> **Work to be completed**
Return all lines from the entries below in which the word "Pouring" is present.

Segment Start: Data provided

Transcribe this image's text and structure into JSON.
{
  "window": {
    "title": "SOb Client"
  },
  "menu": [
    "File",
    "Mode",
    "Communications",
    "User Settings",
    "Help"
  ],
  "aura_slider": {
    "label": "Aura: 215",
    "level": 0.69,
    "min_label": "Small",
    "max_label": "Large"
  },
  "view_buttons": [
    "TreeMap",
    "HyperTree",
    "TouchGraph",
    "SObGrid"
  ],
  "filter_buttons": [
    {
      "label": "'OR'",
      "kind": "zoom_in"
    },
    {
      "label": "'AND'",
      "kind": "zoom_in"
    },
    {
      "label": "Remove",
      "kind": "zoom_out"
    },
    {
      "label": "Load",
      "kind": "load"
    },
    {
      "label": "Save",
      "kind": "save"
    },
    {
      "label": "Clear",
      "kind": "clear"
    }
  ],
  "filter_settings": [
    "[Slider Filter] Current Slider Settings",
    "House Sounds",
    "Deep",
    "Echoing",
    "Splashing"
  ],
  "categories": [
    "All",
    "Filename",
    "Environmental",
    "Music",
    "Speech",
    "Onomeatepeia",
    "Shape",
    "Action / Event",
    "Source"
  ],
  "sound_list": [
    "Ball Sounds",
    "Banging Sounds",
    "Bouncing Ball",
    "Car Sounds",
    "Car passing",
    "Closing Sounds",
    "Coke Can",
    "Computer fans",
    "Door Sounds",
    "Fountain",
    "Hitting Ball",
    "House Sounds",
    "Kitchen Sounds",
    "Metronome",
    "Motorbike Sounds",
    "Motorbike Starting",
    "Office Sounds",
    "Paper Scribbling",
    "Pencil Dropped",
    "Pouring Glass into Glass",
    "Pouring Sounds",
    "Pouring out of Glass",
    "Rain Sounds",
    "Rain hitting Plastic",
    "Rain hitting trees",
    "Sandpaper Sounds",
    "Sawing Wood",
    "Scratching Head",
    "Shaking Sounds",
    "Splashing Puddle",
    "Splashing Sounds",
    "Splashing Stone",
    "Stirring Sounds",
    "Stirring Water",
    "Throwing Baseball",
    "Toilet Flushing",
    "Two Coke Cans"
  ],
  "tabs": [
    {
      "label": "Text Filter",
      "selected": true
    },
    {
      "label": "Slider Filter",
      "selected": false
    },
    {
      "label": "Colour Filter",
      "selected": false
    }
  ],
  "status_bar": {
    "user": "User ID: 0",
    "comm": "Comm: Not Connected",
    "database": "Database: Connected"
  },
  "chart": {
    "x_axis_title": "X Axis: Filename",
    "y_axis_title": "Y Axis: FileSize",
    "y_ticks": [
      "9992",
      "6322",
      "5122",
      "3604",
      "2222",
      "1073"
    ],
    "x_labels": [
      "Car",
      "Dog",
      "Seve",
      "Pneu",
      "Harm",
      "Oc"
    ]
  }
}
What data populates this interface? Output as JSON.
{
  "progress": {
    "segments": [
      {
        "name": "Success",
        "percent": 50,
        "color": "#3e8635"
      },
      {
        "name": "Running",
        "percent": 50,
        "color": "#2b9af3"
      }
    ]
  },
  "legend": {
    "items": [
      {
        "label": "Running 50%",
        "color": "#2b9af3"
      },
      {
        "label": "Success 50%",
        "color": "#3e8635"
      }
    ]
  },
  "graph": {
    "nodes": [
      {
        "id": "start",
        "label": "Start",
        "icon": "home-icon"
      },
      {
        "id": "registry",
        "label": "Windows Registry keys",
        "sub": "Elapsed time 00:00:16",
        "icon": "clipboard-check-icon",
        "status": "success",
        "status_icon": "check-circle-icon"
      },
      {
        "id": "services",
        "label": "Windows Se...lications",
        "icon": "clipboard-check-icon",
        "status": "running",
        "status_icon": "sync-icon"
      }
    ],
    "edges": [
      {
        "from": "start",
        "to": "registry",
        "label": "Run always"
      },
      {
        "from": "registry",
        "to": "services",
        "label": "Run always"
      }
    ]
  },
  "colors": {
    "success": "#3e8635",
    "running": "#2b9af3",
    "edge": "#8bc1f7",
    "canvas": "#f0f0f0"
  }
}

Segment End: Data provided

> **Expected answer**
    "Pouring Glass into Glass",
    "Pouring Sounds",
    "Pouring out of Glass",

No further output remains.